Fume events occur when air inside an aircraft’s passenger cabin becomes contaminated with “pyrolised compounds” such as engine oil or de-icing or hydraulic fluid, according to the complaint. The case says fume events are caused by the bleeding of an Airbus’s air system, from which pre-heated compressed air is drawn from the engine and pumped directly into the passenger cabin after being cooled. Although these fume events reportedly happen repeatedly, and despite the availability of a more-ideal no-bleed system—one that features electrically driven compressors that pressurize an aircraft’s cabin—the defendants have taken no steps toward eliminating the “traditional pneumatic system and bleed manifold,” the plaintiff argues. Worse, the defendants have allegedly failed to warn customers that they may experience a fume event during flight.
At the center of the 27-page complaint is Frontier Flight 1630, which left Los Angeles International Airport bound for Orlando on June 2, 2017. Roughly two hours into the flight, according to the plaintiff, the A320 V1 Airbus experienced an air-quality issue in the cabin, from which the lawsuit says passengers “experienced physical distress,” including “passing out, choking, coughing and eye irritation.”
The flight was forced to make an emergency landing in Phoenix, the suit says, adding that although every passenger requested to leave the terminal, they were not permitted to do so for roughly three hours after they de-boarded.

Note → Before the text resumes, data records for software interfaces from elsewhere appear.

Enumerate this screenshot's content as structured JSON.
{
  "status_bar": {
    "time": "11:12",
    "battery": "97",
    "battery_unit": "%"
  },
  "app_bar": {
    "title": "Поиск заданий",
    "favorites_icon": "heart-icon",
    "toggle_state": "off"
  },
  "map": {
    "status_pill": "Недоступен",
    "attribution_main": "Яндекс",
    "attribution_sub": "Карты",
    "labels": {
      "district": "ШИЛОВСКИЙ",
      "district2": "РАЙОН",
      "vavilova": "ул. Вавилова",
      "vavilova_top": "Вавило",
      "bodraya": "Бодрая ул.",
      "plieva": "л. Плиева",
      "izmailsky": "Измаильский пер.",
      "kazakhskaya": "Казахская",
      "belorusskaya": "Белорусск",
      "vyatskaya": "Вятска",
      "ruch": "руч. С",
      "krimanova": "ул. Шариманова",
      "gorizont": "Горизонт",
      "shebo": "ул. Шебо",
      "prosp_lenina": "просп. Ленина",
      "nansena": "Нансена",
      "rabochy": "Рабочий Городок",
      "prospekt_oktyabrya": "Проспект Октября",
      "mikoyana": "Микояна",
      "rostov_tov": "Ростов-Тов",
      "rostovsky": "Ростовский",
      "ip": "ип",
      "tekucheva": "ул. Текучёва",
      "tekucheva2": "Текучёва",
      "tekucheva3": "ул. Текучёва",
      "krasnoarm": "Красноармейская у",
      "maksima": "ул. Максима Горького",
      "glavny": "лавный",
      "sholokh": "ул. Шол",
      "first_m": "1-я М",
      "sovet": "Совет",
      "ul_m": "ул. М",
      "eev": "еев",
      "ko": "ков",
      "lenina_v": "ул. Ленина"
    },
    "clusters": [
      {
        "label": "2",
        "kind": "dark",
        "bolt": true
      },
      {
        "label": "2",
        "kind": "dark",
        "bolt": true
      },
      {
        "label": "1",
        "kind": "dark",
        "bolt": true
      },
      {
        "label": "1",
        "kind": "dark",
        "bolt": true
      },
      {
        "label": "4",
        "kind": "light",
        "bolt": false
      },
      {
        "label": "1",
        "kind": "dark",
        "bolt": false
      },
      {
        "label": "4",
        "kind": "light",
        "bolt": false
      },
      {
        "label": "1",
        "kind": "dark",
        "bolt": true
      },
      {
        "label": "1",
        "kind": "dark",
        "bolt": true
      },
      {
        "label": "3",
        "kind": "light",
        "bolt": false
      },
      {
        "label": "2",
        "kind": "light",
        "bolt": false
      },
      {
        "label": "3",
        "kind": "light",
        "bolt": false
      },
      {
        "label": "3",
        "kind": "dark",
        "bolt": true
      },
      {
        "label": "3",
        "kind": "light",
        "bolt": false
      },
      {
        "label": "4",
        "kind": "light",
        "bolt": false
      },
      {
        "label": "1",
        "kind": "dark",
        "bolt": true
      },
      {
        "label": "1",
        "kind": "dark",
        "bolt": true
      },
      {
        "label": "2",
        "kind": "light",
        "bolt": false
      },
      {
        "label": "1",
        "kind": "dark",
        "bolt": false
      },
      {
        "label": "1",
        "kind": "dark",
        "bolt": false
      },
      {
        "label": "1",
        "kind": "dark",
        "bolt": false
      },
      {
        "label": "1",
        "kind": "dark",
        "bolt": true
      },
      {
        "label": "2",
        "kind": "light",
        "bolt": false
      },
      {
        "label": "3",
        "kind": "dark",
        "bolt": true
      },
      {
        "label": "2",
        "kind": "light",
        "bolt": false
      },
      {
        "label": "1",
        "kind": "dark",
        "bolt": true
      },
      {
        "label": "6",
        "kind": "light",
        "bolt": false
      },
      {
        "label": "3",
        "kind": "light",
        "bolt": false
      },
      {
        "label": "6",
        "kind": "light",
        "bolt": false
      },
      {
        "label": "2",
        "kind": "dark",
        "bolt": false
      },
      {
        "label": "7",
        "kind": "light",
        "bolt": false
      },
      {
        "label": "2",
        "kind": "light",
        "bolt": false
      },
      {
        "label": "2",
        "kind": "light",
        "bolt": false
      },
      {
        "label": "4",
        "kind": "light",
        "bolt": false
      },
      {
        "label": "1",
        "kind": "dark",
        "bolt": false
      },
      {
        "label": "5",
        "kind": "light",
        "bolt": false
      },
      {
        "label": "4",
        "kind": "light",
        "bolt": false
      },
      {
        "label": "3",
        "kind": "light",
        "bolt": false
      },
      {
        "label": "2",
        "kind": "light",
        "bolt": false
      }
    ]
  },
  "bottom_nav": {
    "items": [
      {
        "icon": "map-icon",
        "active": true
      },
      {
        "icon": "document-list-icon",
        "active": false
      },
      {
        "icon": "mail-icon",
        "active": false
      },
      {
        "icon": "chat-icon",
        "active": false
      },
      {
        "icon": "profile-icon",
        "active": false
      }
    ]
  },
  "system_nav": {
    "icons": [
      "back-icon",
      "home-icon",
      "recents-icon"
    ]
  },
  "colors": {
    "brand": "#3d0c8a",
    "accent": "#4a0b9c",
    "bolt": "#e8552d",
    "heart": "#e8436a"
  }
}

“Frontier has refused to acknowledge the event,” the plaintiff says. “Indeed, publicly accessible records maintained by Frontier reported the flight as having landed on time in Orlando without incident.”